> [What to do]:
Copy out every line from the records that includes "league".

---

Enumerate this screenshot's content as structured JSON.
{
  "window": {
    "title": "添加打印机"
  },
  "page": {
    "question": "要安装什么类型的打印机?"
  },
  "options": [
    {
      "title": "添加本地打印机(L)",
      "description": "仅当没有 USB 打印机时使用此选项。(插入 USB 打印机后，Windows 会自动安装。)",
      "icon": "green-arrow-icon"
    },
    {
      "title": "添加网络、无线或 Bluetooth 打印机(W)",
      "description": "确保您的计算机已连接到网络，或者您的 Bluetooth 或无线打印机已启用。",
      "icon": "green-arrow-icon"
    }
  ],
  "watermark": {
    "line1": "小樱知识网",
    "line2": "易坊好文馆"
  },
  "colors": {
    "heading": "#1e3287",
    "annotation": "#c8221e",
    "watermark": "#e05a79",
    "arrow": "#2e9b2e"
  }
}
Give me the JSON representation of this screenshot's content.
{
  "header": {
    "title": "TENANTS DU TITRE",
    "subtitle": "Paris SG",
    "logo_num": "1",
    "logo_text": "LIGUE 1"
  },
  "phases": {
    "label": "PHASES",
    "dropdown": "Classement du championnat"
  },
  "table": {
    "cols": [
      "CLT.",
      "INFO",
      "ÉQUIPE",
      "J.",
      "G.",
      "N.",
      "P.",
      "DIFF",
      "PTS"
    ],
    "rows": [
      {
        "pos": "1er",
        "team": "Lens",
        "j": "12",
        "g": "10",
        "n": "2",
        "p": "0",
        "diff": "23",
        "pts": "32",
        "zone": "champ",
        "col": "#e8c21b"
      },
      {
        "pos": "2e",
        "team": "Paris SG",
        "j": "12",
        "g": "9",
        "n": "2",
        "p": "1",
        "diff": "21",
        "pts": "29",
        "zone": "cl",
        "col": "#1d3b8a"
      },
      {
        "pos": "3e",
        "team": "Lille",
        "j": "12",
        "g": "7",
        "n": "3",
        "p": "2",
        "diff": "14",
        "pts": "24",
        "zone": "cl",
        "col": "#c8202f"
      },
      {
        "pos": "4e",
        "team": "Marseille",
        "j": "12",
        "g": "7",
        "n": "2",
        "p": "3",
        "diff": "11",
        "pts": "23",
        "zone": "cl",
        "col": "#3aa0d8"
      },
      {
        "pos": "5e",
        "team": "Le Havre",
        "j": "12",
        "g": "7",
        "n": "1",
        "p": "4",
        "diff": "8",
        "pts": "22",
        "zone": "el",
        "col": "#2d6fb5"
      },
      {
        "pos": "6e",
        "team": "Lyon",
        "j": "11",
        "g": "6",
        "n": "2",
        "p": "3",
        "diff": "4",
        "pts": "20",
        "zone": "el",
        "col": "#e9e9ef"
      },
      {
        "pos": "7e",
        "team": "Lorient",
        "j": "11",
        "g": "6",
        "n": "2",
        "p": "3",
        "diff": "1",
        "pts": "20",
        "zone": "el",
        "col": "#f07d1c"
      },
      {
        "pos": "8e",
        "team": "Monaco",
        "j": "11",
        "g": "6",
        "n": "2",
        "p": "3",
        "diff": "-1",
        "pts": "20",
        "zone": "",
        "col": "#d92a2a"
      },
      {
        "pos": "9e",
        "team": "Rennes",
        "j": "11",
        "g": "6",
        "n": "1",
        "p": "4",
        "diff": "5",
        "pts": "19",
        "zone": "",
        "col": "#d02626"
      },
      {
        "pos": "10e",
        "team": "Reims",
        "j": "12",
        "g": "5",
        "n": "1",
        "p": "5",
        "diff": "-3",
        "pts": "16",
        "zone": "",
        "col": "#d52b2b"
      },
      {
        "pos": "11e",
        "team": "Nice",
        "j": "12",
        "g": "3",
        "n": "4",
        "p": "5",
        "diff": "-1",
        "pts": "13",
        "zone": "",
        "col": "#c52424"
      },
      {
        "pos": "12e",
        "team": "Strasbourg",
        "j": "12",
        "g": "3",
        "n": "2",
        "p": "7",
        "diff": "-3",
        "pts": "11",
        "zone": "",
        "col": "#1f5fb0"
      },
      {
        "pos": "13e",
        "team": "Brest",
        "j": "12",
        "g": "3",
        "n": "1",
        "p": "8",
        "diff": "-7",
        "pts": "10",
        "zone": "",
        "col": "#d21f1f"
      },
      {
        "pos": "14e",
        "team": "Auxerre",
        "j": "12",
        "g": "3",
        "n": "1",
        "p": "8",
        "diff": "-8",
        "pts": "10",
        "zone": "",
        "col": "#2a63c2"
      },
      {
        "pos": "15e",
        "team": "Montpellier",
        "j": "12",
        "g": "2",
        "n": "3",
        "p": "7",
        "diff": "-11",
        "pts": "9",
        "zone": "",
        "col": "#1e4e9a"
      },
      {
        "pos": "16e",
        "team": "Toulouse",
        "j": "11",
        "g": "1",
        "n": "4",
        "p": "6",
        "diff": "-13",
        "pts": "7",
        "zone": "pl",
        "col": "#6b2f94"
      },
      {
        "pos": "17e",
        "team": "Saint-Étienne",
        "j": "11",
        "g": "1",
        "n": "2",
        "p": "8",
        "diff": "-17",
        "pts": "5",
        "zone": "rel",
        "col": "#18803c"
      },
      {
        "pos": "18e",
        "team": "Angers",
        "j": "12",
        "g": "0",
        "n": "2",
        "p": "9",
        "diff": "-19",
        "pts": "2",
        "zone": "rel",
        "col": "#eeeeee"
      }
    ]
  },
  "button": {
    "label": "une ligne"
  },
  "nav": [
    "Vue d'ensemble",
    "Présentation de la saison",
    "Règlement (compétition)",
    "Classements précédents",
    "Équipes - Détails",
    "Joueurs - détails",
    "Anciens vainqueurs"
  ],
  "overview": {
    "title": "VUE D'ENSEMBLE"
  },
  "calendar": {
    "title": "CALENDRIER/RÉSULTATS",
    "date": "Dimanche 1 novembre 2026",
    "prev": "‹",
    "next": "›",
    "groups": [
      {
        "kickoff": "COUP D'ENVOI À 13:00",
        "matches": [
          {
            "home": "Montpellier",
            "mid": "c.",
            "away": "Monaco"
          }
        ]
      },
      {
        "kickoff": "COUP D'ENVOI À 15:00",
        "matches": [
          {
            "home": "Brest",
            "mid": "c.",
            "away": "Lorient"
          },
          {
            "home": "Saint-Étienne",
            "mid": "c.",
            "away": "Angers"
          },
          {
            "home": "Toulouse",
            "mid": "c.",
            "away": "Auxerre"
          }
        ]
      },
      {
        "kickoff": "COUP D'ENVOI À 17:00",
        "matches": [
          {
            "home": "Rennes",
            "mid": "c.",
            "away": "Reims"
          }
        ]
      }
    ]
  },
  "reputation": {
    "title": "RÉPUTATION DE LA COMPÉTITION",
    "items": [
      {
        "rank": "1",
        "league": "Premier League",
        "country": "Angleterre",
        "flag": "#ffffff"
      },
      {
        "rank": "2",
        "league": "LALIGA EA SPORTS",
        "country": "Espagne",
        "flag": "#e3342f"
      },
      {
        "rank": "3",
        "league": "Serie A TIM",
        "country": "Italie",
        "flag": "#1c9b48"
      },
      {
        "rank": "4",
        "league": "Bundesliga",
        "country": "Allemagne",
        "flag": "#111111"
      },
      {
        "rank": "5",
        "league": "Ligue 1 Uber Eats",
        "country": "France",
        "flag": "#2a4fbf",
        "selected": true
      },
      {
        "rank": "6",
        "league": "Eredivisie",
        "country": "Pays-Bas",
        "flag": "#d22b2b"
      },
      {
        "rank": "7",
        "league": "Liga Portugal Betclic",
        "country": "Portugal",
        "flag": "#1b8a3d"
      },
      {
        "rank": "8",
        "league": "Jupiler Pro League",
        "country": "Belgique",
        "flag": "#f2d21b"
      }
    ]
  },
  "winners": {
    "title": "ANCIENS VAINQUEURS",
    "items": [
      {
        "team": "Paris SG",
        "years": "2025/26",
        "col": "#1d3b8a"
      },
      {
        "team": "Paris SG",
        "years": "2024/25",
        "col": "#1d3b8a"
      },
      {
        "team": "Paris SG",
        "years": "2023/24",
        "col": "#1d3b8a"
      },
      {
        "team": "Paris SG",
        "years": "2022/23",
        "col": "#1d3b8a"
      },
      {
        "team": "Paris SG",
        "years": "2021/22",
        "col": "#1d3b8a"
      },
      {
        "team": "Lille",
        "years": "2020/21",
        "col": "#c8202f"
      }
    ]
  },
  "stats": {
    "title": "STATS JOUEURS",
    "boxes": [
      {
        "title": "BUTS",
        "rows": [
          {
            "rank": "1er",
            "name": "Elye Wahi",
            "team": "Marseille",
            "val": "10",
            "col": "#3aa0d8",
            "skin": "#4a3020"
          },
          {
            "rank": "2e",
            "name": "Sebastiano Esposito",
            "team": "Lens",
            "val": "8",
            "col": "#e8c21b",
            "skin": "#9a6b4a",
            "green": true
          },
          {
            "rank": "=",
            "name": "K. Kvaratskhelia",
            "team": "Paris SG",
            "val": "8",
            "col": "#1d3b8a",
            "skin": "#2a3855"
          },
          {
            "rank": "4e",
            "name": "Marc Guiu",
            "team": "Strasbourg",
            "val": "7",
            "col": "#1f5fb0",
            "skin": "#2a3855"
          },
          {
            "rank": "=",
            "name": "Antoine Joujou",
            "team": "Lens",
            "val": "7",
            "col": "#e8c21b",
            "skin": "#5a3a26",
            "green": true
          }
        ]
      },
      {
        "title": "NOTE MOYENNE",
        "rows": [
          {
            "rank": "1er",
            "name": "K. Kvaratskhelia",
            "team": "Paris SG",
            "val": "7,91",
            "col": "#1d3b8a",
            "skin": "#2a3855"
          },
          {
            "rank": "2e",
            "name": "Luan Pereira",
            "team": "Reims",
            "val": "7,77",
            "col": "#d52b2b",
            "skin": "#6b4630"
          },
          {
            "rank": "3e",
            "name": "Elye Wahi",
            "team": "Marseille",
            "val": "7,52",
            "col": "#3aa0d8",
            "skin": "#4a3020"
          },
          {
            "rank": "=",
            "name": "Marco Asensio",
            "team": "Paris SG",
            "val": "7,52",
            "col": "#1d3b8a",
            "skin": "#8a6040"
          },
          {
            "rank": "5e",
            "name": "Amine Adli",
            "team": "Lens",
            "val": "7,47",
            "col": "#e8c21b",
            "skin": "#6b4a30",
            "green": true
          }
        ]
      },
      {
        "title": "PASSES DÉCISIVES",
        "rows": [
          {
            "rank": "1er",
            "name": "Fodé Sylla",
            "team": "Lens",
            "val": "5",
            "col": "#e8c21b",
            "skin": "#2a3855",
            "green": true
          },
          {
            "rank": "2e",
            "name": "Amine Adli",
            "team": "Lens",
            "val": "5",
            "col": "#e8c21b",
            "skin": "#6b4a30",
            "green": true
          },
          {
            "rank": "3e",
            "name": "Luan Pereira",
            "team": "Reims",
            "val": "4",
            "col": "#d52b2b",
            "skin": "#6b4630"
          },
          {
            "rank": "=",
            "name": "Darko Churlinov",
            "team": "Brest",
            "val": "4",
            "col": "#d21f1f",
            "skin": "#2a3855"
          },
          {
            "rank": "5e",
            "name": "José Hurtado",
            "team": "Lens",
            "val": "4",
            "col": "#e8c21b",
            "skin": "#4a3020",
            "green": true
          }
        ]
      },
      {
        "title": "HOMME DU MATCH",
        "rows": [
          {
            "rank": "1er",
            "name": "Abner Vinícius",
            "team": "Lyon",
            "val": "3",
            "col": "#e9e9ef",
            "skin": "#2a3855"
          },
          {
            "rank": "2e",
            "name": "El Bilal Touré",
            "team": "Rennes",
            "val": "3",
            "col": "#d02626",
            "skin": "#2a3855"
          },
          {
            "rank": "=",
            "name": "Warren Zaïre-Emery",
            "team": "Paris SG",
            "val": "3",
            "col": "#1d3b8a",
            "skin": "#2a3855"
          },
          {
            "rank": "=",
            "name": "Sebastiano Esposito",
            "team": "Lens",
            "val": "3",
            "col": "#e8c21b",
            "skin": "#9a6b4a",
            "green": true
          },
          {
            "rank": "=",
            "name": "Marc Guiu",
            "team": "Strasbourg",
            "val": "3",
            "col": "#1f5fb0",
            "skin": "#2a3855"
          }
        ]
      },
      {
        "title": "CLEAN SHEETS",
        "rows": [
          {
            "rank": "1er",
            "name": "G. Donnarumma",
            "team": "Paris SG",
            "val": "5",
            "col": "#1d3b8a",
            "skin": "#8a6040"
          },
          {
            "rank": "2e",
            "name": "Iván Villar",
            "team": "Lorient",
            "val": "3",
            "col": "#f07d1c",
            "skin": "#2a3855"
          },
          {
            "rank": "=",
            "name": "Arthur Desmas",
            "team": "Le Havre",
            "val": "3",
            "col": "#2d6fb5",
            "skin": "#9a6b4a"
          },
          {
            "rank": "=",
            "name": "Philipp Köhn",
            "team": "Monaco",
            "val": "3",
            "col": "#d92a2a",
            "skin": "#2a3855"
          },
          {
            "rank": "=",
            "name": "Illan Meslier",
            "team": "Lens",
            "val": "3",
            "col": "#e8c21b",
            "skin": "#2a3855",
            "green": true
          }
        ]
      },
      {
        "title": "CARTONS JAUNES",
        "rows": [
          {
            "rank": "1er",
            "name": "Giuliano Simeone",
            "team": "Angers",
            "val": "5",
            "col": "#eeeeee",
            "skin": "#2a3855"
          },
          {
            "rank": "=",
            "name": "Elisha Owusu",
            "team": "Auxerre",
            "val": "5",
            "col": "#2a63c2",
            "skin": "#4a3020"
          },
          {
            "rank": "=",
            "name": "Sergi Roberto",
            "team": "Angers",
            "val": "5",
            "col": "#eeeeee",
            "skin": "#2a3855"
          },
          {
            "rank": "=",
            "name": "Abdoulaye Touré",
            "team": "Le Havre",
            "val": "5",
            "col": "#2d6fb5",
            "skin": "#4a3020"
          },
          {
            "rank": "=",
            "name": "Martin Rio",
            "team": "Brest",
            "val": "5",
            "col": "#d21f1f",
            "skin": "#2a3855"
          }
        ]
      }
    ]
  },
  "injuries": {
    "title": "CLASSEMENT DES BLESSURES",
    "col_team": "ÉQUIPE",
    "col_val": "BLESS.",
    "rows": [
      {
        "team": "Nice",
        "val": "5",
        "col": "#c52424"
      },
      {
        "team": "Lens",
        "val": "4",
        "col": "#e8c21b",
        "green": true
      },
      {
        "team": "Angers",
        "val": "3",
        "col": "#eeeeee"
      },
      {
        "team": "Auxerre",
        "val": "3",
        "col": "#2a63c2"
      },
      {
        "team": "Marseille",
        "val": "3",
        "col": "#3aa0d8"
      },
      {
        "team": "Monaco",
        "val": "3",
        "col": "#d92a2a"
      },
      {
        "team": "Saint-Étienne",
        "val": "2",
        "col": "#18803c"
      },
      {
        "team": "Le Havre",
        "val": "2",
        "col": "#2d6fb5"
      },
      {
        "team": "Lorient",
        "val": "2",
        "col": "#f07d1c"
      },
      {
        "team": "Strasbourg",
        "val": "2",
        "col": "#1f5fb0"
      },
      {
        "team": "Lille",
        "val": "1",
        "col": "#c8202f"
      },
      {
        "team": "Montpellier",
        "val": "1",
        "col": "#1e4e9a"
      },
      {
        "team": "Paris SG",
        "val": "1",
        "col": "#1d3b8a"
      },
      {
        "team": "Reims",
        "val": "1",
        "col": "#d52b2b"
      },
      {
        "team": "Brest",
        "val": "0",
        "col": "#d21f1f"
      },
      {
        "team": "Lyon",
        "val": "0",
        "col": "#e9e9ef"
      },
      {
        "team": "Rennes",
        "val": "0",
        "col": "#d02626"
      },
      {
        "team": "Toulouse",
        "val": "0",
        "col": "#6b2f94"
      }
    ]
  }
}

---

> [Exercise output]:
        "league": "Premier League",
        "league": "LALIGA EA SPORTS",
        "league": "Serie A TIM",
        "league": "Bundesliga",
        "league": "Ligue 1 Uber Eats",
        "league": "Eredivisie",
        "league": "Liga Portugal Betclic",
        "league": "Jupiler Pro League",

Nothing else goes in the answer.